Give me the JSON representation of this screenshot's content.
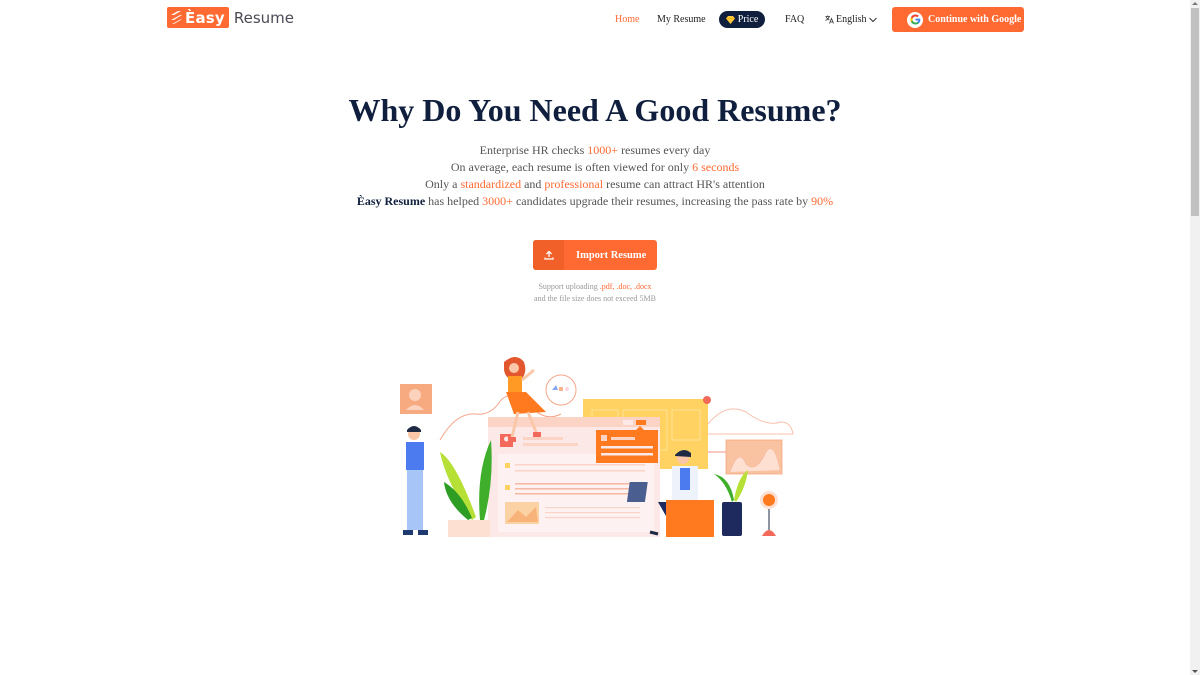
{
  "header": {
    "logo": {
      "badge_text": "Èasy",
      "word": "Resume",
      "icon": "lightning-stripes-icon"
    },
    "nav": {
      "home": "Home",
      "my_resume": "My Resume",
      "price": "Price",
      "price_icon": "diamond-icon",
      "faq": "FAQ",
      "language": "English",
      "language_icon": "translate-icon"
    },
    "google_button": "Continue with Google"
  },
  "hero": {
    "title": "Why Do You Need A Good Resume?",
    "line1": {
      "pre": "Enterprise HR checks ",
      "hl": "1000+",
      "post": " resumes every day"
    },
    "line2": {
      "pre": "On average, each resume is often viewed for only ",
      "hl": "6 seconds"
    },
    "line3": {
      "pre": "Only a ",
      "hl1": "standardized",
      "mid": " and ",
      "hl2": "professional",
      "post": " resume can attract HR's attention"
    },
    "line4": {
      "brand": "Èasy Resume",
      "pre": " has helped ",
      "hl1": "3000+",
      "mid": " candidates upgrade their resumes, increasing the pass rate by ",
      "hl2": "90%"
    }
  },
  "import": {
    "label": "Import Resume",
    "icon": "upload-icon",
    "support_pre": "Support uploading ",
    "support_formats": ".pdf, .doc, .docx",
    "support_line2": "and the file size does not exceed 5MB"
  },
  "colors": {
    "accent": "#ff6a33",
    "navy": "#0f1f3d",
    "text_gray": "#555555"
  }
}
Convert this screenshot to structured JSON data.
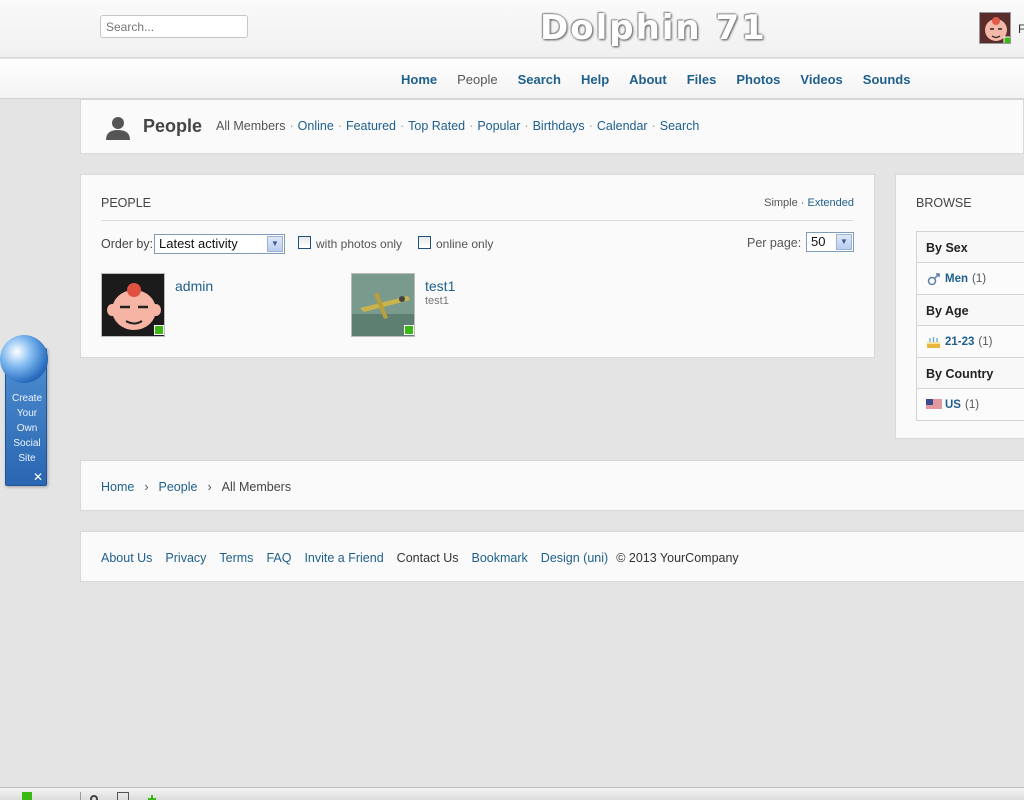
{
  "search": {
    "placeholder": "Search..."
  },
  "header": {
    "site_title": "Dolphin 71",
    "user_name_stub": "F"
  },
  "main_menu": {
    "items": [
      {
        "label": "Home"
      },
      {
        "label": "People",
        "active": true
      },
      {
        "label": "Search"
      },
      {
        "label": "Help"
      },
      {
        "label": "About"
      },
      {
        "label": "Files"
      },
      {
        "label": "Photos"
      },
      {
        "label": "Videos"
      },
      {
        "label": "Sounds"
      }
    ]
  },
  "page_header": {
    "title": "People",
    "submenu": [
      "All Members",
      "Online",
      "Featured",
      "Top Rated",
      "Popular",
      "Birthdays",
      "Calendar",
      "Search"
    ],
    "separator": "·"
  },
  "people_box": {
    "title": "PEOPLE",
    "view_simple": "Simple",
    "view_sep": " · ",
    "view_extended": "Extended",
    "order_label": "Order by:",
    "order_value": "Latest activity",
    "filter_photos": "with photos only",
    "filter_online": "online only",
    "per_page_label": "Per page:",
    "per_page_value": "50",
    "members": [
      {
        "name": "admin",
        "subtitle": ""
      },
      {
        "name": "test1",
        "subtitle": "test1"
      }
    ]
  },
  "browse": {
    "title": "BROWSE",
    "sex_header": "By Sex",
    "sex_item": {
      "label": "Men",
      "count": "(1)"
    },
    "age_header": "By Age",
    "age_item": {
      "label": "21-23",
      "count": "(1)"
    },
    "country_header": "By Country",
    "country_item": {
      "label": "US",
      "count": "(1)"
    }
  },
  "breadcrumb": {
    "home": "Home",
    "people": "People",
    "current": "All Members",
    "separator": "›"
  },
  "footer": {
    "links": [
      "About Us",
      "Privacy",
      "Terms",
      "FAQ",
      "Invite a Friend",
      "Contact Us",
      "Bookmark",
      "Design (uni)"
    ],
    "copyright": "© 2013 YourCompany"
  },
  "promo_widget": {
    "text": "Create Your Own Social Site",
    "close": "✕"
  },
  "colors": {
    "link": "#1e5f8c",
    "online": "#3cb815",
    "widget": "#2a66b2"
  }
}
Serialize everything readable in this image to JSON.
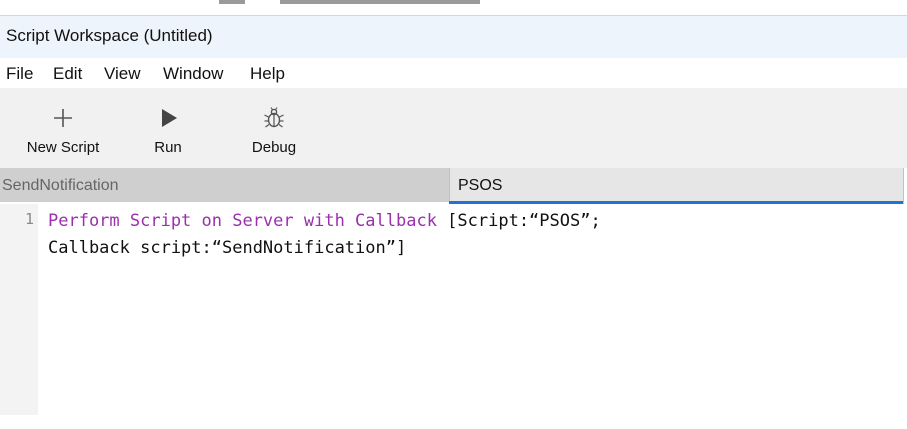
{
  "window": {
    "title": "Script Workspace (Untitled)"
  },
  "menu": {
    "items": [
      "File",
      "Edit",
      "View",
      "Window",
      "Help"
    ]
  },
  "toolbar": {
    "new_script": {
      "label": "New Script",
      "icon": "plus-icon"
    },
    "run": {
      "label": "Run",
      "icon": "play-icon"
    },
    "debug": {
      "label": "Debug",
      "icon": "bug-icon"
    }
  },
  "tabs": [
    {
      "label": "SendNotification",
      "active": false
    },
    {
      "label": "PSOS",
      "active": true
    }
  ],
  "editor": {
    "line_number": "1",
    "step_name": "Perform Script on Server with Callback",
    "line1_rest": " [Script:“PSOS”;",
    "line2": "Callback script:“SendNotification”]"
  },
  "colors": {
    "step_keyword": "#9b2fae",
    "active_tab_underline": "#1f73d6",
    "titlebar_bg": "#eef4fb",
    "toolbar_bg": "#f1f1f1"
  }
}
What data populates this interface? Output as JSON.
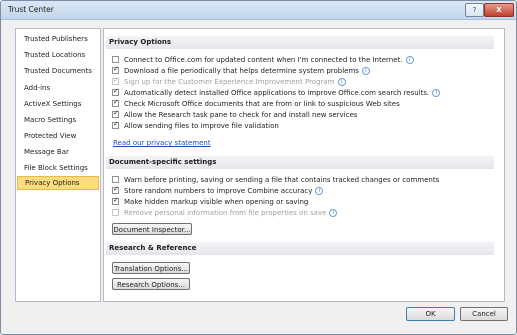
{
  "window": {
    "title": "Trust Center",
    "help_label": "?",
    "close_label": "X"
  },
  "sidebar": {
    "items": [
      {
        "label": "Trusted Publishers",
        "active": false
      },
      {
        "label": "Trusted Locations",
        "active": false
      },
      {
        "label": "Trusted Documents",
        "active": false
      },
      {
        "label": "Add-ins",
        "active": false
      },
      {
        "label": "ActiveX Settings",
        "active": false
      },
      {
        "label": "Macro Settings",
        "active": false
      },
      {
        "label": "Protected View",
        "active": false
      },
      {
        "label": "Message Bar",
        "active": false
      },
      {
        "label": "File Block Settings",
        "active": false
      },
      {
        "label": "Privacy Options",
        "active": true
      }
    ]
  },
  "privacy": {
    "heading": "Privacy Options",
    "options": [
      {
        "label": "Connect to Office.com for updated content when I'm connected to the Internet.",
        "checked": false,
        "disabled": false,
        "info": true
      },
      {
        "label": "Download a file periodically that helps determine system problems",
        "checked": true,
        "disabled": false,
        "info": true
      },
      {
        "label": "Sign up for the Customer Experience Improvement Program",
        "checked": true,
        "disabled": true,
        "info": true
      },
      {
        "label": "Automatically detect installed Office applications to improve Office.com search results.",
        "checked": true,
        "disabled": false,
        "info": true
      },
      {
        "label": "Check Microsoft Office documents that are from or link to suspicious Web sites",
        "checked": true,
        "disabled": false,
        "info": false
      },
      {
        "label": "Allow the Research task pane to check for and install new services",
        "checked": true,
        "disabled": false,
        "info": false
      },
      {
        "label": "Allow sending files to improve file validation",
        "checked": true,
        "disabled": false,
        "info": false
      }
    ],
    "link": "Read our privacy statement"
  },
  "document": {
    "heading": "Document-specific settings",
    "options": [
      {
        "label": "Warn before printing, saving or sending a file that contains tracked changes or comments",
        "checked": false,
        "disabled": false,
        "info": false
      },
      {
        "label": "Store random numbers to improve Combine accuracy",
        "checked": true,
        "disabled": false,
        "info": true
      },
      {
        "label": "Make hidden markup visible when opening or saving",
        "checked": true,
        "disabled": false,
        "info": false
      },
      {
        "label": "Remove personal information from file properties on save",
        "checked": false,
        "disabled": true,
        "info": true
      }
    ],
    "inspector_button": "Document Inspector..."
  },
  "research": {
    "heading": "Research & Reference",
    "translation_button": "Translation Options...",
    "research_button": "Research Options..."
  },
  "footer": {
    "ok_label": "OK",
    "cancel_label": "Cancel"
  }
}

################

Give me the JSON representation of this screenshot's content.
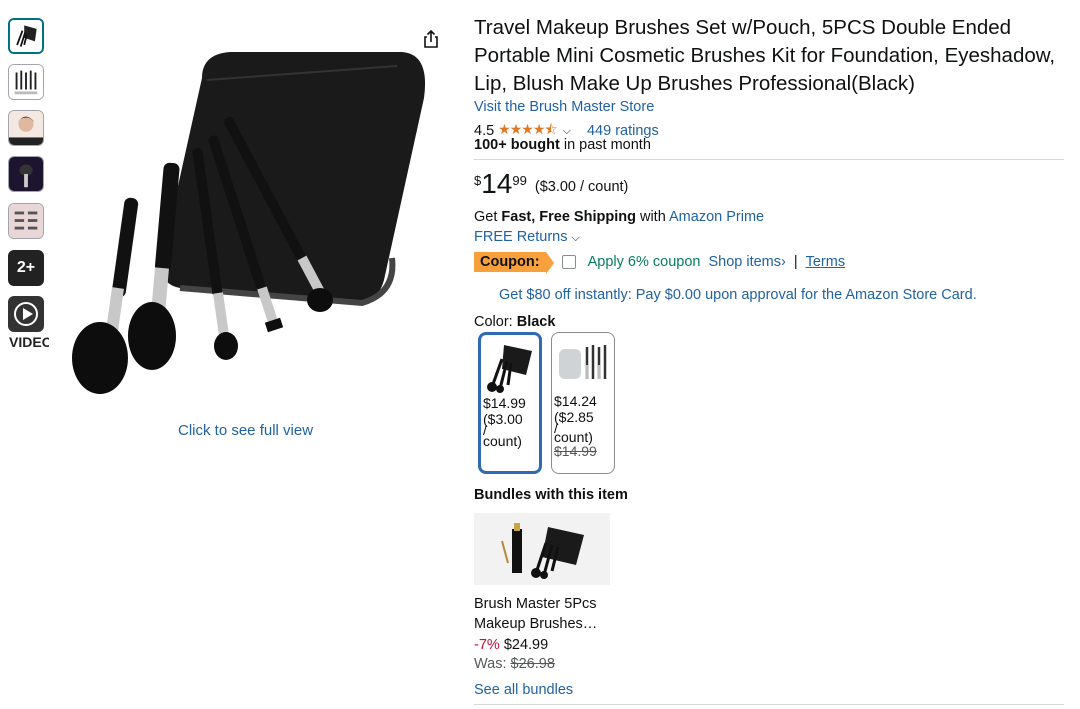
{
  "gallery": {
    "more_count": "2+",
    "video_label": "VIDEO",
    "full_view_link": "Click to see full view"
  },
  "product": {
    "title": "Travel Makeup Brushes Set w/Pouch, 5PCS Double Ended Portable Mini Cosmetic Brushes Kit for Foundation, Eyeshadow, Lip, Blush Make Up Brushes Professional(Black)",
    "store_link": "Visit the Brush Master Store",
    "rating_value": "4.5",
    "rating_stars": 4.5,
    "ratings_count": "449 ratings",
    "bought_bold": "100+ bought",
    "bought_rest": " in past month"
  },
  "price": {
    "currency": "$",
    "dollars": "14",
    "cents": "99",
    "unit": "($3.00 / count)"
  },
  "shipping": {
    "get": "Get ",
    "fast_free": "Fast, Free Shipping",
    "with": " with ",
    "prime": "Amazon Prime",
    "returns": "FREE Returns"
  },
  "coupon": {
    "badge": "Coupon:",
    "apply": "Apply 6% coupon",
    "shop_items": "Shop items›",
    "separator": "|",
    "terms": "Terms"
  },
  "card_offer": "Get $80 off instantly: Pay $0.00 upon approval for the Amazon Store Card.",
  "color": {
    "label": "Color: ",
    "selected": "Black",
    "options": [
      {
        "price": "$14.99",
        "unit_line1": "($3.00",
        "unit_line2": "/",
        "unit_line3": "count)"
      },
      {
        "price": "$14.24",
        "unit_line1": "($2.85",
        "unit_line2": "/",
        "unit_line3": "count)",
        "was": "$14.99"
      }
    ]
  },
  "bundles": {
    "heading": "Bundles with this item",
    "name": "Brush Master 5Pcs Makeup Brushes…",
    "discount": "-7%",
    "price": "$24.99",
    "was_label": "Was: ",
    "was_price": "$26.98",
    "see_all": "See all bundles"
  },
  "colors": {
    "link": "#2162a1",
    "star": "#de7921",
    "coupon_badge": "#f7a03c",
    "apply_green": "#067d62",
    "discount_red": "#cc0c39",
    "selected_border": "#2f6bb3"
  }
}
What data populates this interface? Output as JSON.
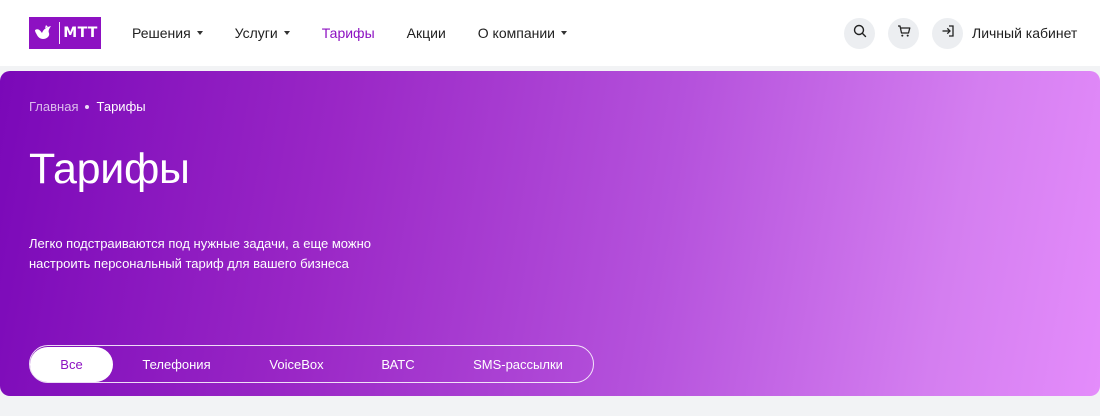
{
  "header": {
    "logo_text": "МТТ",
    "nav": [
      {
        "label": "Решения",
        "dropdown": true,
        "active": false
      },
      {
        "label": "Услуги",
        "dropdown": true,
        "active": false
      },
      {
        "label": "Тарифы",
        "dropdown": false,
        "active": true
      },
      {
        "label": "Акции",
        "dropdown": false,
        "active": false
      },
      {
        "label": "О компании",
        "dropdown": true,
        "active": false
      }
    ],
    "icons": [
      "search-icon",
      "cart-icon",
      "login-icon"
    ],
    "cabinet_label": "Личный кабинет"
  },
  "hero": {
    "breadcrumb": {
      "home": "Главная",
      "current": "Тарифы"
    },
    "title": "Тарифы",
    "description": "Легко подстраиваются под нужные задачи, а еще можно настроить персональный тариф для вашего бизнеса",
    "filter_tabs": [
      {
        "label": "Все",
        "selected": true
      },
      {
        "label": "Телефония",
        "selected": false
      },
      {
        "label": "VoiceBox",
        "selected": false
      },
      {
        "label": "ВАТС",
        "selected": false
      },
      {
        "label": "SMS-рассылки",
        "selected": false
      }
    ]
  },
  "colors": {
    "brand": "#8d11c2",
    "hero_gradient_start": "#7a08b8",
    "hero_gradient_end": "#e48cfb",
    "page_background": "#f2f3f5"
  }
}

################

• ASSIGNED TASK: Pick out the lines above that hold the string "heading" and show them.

• SOLUTION:
    "heading": "Privacy Options",
    "heading": "Document-specific settings",
    "heading": "Research & Reference",
    "heading": "Bundles with this item",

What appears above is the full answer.